→ **Given data**:
....

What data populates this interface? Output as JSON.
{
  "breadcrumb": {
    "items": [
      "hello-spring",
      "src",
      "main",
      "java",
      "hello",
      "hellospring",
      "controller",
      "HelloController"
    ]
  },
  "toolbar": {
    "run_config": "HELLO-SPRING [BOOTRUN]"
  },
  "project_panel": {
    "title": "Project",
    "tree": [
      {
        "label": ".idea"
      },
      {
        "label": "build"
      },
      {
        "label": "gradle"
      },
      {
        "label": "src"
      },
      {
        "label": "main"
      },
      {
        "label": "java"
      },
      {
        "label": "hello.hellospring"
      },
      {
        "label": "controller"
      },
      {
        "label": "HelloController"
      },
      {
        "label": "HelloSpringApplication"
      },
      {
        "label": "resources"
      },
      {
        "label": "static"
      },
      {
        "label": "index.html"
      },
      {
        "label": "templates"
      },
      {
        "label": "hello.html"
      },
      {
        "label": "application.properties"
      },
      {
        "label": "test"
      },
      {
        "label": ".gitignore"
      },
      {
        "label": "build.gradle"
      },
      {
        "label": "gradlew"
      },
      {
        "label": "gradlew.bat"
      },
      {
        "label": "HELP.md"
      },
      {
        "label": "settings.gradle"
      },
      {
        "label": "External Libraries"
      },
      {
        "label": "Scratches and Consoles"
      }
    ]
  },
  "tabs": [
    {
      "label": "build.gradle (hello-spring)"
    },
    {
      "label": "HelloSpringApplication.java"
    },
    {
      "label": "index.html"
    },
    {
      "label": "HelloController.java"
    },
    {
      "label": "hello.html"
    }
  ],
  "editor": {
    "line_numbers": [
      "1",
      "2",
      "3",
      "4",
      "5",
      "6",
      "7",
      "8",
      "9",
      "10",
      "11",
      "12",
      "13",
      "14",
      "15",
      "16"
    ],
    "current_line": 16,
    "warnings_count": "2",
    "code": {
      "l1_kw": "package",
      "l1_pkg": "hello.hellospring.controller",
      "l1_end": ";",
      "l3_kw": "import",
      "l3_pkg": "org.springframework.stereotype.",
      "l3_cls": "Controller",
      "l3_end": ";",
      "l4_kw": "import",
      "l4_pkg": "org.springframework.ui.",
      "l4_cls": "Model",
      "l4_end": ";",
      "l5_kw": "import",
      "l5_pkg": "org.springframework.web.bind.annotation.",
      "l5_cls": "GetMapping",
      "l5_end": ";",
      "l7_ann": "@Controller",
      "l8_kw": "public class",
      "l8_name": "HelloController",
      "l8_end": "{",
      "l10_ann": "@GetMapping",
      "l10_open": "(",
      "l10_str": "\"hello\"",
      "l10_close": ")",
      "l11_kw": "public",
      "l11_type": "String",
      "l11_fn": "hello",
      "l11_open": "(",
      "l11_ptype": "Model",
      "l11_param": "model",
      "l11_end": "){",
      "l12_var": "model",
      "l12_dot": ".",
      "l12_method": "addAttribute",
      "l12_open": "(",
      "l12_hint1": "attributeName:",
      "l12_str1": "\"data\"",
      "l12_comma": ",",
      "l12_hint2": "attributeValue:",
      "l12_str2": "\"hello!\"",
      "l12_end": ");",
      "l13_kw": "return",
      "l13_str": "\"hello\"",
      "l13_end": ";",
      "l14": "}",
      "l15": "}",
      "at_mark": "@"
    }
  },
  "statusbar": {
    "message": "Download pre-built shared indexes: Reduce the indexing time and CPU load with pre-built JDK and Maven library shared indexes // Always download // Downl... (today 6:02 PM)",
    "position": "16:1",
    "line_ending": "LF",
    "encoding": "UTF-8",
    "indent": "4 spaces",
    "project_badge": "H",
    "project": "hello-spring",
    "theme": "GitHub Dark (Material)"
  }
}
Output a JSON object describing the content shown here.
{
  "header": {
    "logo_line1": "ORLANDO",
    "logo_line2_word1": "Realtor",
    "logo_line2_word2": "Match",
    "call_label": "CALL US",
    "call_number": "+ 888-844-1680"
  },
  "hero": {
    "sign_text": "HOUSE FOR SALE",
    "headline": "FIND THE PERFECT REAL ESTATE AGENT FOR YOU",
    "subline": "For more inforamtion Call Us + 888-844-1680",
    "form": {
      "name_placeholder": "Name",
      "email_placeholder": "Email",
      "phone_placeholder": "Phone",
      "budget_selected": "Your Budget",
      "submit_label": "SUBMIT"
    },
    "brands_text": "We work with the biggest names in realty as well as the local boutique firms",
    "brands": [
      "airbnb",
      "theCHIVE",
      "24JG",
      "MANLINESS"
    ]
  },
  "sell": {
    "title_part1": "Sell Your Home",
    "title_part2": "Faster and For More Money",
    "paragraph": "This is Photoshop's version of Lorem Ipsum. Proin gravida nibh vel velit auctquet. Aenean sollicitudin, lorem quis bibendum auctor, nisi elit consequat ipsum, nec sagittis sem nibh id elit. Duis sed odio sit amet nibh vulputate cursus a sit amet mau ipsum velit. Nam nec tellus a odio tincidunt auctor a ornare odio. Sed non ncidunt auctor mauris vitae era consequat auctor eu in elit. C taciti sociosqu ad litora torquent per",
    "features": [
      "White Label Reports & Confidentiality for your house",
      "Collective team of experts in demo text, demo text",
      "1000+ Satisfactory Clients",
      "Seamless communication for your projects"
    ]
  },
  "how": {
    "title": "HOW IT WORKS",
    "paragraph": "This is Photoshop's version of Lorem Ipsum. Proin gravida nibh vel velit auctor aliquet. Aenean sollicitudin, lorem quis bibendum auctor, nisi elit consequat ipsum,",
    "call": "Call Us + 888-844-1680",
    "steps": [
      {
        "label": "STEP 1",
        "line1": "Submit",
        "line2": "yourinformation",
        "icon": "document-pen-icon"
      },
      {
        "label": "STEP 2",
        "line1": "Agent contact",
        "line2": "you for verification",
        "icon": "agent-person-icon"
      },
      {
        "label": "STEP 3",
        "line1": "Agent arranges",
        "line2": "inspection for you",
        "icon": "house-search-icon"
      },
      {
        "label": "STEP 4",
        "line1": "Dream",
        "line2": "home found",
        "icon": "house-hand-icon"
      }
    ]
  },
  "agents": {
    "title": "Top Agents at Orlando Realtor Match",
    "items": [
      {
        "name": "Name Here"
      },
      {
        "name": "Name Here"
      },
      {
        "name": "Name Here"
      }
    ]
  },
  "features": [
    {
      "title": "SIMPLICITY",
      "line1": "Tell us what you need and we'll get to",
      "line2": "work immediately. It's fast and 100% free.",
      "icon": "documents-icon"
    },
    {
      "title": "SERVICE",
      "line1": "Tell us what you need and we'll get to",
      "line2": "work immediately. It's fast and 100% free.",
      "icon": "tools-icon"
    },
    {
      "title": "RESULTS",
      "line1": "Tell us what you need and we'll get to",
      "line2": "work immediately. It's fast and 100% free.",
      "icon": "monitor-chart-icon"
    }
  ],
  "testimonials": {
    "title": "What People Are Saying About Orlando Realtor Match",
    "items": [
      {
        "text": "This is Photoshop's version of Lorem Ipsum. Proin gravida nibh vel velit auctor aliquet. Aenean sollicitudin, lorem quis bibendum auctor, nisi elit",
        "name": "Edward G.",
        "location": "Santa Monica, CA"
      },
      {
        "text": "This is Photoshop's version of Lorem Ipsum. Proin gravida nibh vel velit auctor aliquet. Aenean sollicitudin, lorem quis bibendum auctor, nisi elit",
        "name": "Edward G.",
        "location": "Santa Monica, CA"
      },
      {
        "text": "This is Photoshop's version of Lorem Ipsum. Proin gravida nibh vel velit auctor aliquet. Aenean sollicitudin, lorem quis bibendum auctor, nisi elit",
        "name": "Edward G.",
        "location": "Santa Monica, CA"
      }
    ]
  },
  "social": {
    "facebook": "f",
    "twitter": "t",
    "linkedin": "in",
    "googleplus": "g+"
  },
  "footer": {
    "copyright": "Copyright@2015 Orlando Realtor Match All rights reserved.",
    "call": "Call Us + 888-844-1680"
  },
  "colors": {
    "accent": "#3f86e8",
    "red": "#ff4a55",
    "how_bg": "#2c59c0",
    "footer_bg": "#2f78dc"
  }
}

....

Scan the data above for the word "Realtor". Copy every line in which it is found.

→ **Final answer**:
    "logo_line2_word1": "Realtor",
    "title": "Top Agents at Orlando Realtor Match",
    "title": "What People Are Saying About Orlando Realtor Match",
    "copyright": "Copyright@2015 Orlando Realtor Match All rights reserved.",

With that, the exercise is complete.